• DESCRIPTION OF THE TASK: Output the data that follows exactly, line for line.

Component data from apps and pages
------------------------------------
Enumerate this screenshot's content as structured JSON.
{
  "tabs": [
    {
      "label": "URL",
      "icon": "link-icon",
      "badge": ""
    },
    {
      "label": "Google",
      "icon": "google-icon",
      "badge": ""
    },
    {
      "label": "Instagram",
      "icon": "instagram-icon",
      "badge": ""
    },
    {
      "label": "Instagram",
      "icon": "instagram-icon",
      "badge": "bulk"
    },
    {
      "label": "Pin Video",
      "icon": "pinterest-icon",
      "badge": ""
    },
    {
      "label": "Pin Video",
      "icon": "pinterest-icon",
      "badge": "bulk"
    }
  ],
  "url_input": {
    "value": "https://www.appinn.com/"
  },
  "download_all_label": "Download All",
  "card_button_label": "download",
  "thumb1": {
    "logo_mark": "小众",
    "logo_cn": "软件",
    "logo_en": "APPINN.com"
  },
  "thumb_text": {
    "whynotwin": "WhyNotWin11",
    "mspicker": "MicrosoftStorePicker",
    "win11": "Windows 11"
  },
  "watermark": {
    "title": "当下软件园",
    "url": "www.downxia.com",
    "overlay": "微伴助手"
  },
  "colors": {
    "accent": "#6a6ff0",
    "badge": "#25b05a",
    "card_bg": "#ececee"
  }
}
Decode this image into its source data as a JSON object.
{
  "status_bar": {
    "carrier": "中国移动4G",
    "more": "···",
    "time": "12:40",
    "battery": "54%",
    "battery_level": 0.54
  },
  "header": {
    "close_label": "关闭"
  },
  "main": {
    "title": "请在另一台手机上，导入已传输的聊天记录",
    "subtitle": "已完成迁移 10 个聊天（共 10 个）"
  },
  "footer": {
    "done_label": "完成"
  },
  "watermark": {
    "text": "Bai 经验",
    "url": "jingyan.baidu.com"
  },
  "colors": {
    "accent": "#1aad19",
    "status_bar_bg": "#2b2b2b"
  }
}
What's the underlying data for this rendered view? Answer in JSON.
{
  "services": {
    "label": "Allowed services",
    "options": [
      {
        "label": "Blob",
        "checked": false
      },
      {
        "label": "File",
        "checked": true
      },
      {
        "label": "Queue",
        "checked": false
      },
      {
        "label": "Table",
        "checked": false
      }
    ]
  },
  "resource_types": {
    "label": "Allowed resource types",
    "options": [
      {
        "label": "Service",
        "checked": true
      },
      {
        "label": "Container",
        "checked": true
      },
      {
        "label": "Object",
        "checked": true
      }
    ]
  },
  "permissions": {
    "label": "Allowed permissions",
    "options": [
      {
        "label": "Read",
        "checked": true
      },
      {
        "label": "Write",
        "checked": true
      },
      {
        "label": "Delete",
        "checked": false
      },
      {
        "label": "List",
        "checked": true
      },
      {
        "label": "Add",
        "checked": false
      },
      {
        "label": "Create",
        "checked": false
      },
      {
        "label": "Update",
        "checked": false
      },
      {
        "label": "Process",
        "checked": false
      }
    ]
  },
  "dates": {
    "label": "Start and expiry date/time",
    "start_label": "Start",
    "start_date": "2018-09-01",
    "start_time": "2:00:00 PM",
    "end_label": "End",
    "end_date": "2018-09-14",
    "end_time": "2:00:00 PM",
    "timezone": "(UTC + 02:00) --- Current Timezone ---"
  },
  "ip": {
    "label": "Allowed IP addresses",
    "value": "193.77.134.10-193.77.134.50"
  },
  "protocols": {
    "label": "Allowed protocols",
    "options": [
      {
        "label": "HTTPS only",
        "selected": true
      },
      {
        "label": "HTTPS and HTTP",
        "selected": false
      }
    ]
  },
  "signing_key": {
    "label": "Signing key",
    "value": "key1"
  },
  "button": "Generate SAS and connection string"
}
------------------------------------
• SOLVED PROBLEM:
Enumerate this screenshot's content as structured JSON.
{
  "tabs": [
    {
      "label": "URL",
      "icon": "link-icon",
      "badge": ""
    },
    {
      "label": "Google",
      "icon": "google-icon",
      "badge": ""
    },
    {
      "label": "Instagram",
      "icon": "instagram-icon",
      "badge": ""
    },
    {
      "label": "Instagram",
      "icon": "instagram-icon",
      "badge": "bulk"
    },
    {
      "label": "Pin Video",
      "icon": "pinterest-icon",
      "badge": ""
    },
    {
      "label": "Pin Video",
      "icon": "pinterest-icon",
      "badge": "bulk"
    }
  ],
  "url_input": {
    "value": "https://www.appinn.com/"
  },
  "download_all_label": "Download All",
  "card_button_label": "download",
  "thumb1": {
    "logo_mark": "小众",
    "logo_cn": "软件",
    "logo_en": "APPINN.com"
  },
  "thumb_text": {
    "whynotwin": "WhyNotWin11",
    "mspicker": "MicrosoftStorePicker",
    "win11": "Windows 11"
  },
  "watermark": {
    "title": "当下软件园",
    "url": "www.downxia.com",
    "overlay": "微伴助手"
  },
  "colors": {
    "accent": "#6a6ff0",
    "badge": "#25b05a",
    "card_bg": "#ececee"
  }
}
Decode this image into its source data as a JSON object.
{
  "status_bar": {
    "carrier": "中国移动4G",
    "more": "···",
    "time": "12:40",
    "battery": "54%",
    "battery_level": 0.54
  },
  "header": {
    "close_label": "关闭"
  },
  "main": {
    "title": "请在另一台手机上，导入已传输的聊天记录",
    "subtitle": "已完成迁移 10 个聊天（共 10 个）"
  },
  "footer": {
    "done_label": "完成"
  },
  "watermark": {
    "text": "Bai 经验",
    "url": "jingyan.baidu.com"
  },
  "colors": {
    "accent": "#1aad19",
    "status_bar_bg": "#2b2b2b"
  }
}
What's the underlying data for this rendered view? Answer in JSON.
{
  "services": {
    "label": "Allowed services",
    "options": [
      {
        "label": "Blob",
        "checked": false
      },
      {
        "label": "File",
        "checked": true
      },
      {
        "label": "Queue",
        "checked": false
      },
      {
        "label": "Table",
        "checked": false
      }
    ]
  },
  "resource_types": {
    "label": "Allowed resource types",
    "options": [
      {
        "label": "Service",
        "checked": true
      },
      {
        "label": "Container",
        "checked": true
      },
      {
        "label": "Object",
        "checked": true
      }
    ]
  },
  "permissions": {
    "label": "Allowed permissions",
    "options": [
      {
        "label": "Read",
        "checked": true
      },
      {
        "label": "Write",
        "checked": true
      },
      {
        "label": "Delete",
        "checked": false
      },
      {
        "label": "List",
        "checked": true
      },
      {
        "label": "Add",
        "checked": false
      },
      {
        "label": "Create",
        "checked": false
      },
      {
        "label": "Update",
        "checked": false
      },
      {
        "label": "Process",
        "checked": false
      }
    ]
  },
  "dates": {
    "label": "Start and expiry date/time",
    "start_label": "Start",
    "start_date": "2018-09-01",
    "start_time": "2:00:00 PM",
    "end_label": "End",
    "end_date": "2018-09-14",
    "end_time": "2:00:00 PM",
    "timezone": "(UTC + 02:00) --- Current Timezone ---"
  },
  "ip": {
    "label": "Allowed IP addresses",
    "value": "193.77.134.10-193.77.134.50"
  },
  "protocols": {
    "label": "Allowed protocols",
    "options": [
      {
        "label": "HTTPS only",
        "selected": true
      },
      {
        "label": "HTTPS and HTTP",
        "selected": false
      }
    ]
  },
  "signing_key": {
    "label": "Signing key",
    "value": "key1"
  },
  "button": "Generate SAS and connection string"
}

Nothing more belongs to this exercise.